▶ [How to complete this task] Write out the lines below once more, exactly as they appear. Do not include pictures.

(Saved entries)
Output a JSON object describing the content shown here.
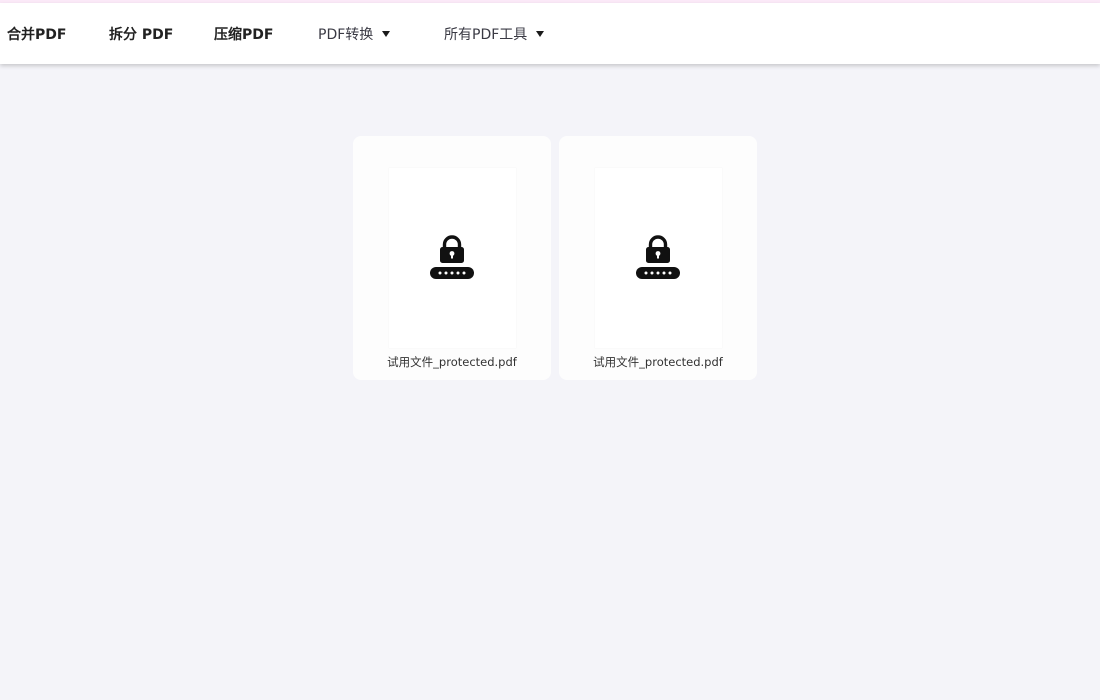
{
  "nav": {
    "merge": "合并PDF",
    "split": "拆分 PDF",
    "compress": "压缩PDF",
    "convert": "PDF转换",
    "all_tools": "所有PDF工具"
  },
  "files": [
    {
      "name": "试用文件_protected.pdf",
      "icon": "lock-password-icon"
    },
    {
      "name": "试用文件_protected.pdf",
      "icon": "lock-password-icon"
    }
  ],
  "colors": {
    "background": "#f4f4f9",
    "navbar": "#ffffff",
    "top_accent": "#fbe9f8",
    "icon": "#111111"
  }
}
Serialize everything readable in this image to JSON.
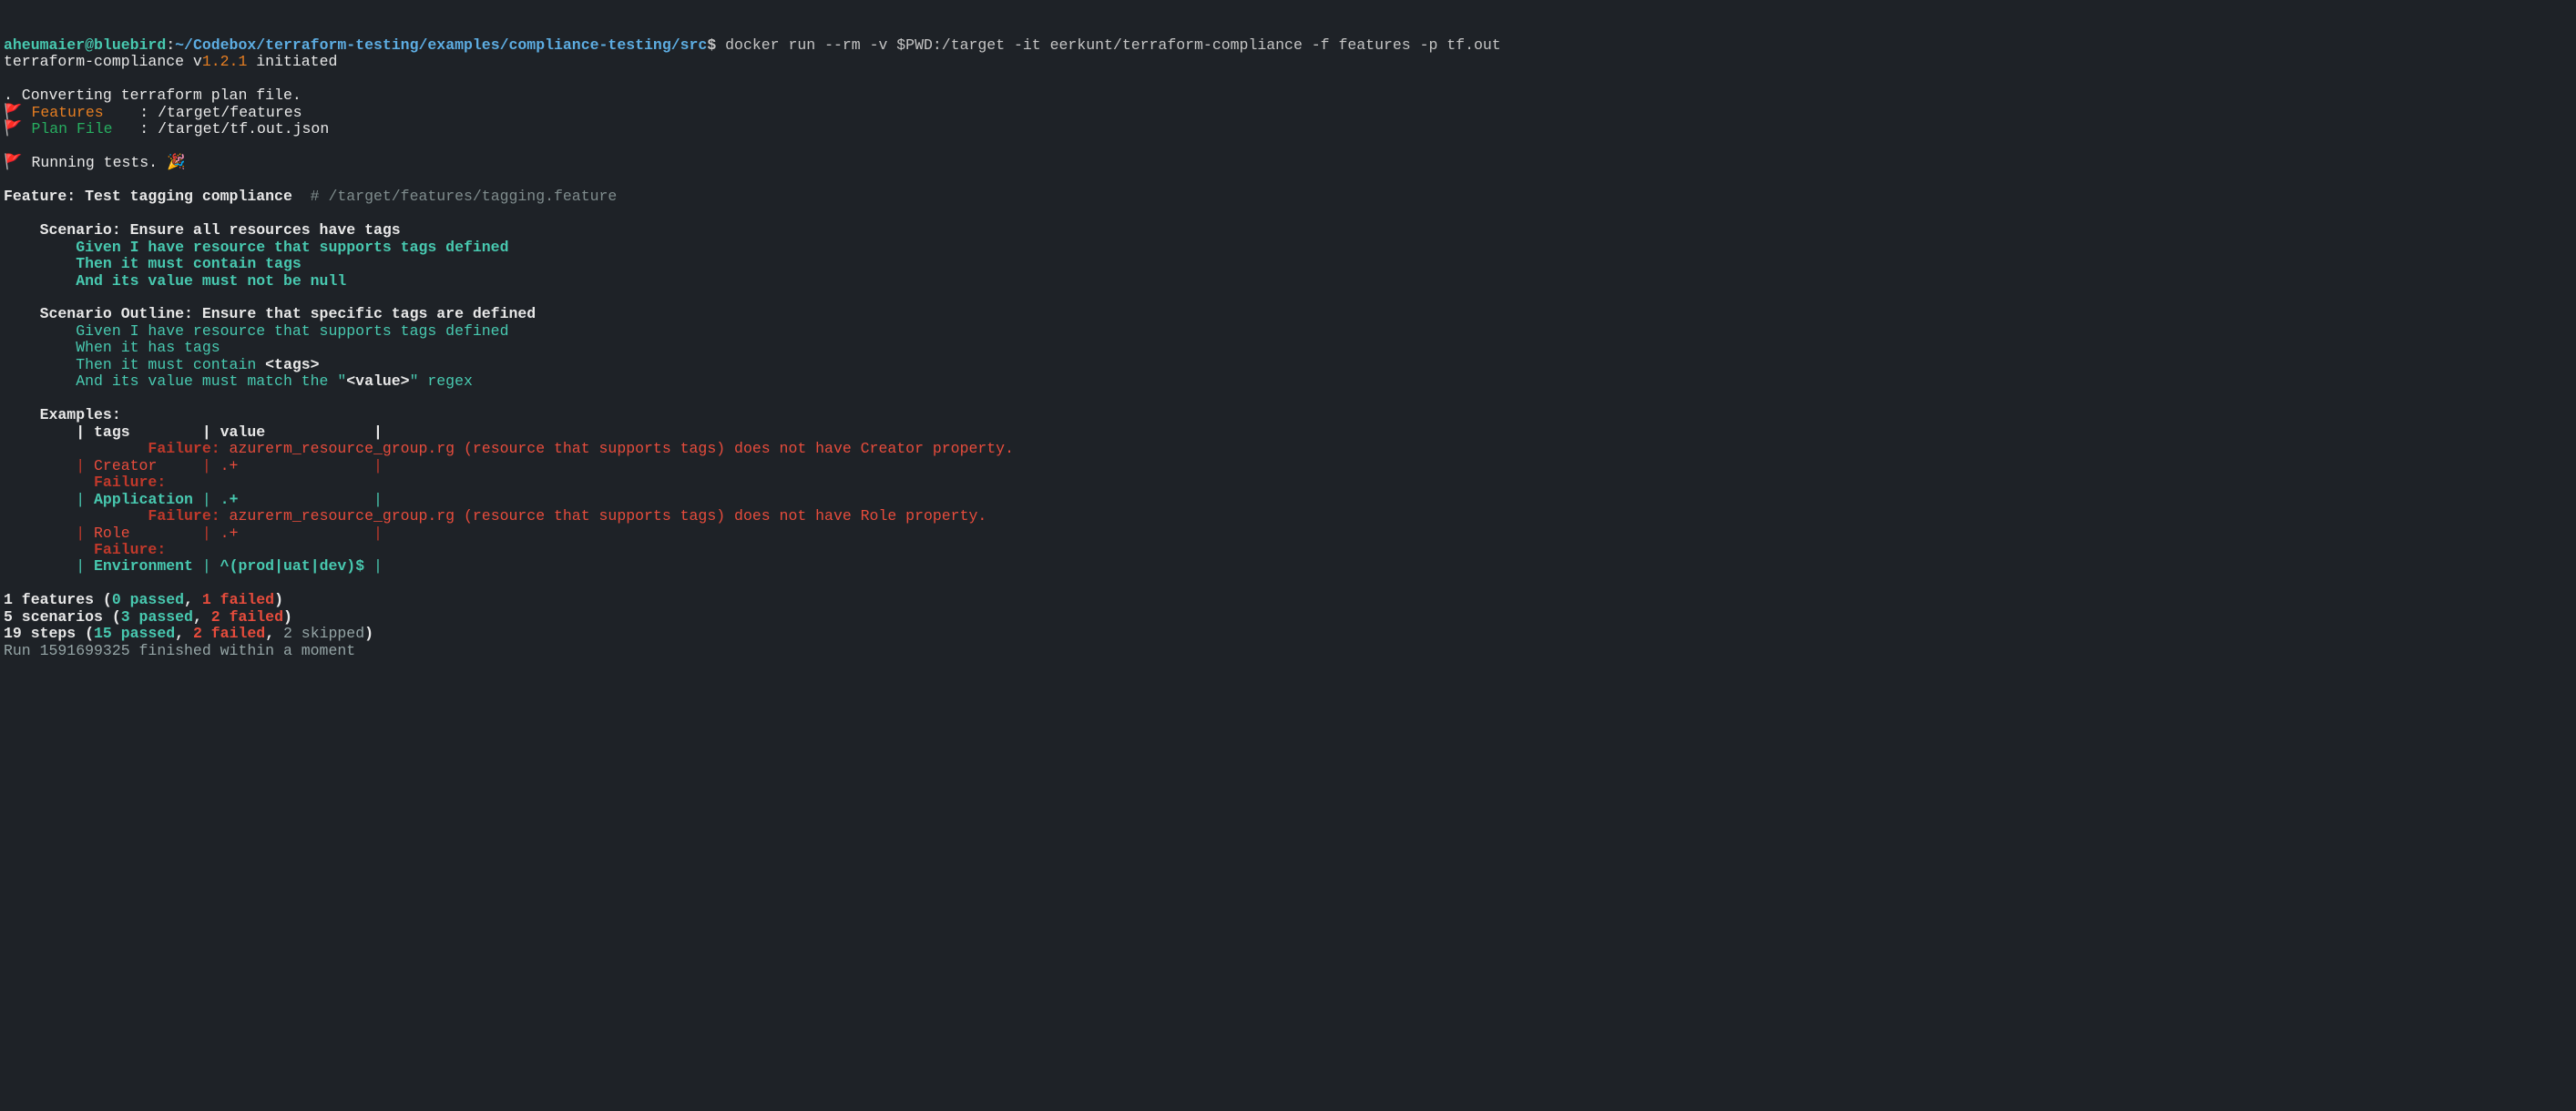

▶ [Reply to the exercise]
Output a JSON object describing the content shown here.
{
  "nav": {
    "merge": "合并PDF",
    "split": "拆分 PDF",
    "compress": "压缩PDF",
    "convert": "PDF转换",
    "all_tools": "所有PDF工具"
  },
  "files": [
    {
      "name": "试用文件_protected.pdf",
      "icon": "lock-password-icon"
    },
    {
      "name": "试用文件_protected.pdf",
      "icon": "lock-password-icon"
    }
  ],
  "colors": {
    "background": "#f4f4f9",
    "navbar": "#ffffff",
    "top_accent": "#fbe9f8",
    "icon": "#111111"
  }
}
Serialize everything readable in this image to JSON.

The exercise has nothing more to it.